Most of the formalities of a will come at the beginning of the will and at the end of the will. The initial clauses usually announce the intention of the testator to make a will. The closing clauses usually indicate that the will has been signed and witnessed as required. In between the initial clauses and the closing clauses is the body of a will. The body of the will is where the testator directs the disposition of his or her estate.
A trust has five main elements. First, a settlor transfers some or all of his or her property. Second, the property transferred by the settlor is designated trust property. Third, the trust property designated by the settlor is transferred with the settlor’s intent that it be managed by another.

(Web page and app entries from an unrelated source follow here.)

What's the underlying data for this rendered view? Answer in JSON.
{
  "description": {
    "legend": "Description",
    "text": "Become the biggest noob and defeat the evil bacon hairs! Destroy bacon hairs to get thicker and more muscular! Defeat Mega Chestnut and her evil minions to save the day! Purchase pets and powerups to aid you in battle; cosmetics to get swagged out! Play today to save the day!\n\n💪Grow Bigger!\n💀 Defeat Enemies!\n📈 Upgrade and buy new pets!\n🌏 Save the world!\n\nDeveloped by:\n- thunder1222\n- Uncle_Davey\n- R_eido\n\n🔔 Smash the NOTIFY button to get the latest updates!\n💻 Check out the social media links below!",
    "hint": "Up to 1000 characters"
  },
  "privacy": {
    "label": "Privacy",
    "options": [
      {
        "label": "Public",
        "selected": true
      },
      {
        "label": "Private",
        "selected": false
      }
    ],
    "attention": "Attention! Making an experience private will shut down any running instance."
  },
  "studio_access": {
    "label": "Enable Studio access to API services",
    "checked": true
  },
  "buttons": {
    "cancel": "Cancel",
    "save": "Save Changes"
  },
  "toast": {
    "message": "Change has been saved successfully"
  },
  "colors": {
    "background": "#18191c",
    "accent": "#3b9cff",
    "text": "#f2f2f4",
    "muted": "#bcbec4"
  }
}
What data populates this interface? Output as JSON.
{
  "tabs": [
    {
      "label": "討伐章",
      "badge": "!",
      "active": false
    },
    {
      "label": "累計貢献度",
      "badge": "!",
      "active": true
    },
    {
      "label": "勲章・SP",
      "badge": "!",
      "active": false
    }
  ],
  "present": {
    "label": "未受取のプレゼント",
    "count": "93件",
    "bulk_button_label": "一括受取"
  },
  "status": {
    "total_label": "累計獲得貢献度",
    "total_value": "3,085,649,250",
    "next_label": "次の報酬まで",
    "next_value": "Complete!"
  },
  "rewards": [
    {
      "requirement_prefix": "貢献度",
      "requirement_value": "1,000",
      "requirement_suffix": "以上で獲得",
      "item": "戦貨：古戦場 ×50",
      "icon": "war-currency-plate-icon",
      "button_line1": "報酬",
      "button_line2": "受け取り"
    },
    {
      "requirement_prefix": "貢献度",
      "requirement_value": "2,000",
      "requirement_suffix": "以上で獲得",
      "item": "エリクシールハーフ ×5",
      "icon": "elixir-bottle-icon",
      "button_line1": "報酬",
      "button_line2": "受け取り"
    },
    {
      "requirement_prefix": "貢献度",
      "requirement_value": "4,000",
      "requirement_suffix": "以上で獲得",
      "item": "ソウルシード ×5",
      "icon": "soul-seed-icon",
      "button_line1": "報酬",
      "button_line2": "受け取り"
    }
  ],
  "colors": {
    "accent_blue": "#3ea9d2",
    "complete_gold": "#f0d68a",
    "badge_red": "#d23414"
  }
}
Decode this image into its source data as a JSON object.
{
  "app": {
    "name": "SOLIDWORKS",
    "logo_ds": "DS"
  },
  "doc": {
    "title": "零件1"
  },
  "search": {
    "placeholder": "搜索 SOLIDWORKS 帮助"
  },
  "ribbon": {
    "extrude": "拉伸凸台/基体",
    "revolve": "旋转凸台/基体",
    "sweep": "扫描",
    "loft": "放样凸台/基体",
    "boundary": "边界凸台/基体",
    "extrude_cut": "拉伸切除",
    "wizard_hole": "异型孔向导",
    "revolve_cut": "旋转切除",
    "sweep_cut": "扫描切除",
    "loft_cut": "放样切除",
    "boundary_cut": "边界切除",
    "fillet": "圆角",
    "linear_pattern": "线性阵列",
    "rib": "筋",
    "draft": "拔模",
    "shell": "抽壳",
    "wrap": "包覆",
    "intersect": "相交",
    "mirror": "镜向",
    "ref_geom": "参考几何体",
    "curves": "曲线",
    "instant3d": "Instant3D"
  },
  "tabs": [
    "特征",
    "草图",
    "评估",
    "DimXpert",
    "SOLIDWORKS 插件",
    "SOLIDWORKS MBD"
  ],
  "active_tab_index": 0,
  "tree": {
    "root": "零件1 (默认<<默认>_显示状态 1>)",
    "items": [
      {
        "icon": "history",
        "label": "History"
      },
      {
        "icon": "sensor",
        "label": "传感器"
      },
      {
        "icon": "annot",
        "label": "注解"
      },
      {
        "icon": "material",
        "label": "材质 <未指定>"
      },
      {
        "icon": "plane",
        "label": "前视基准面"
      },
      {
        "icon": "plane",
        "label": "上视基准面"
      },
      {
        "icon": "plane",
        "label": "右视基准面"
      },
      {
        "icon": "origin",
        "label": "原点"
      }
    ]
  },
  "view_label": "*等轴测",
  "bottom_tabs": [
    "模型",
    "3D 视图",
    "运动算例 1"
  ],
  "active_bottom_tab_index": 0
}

Fourth, the trust property designated by the settlor is transferred for management by a trustee. Fifth, the trust property designated by the settlor is managed by a trustee for the benefit of a beneficiary.
A court will modify a trust where the trust’s leading purpose is frustrated by a specific directive made by the trustor.
An express trust is either public or private. A public trust, also known as a charitable trust, is an express trust created for a charitable purpose. If an express trust is not a charitable trust, it is deemed to be a private trust. A private trust is an express trust created to benefit a few persons. This article discusses some aspects of public and private trusts.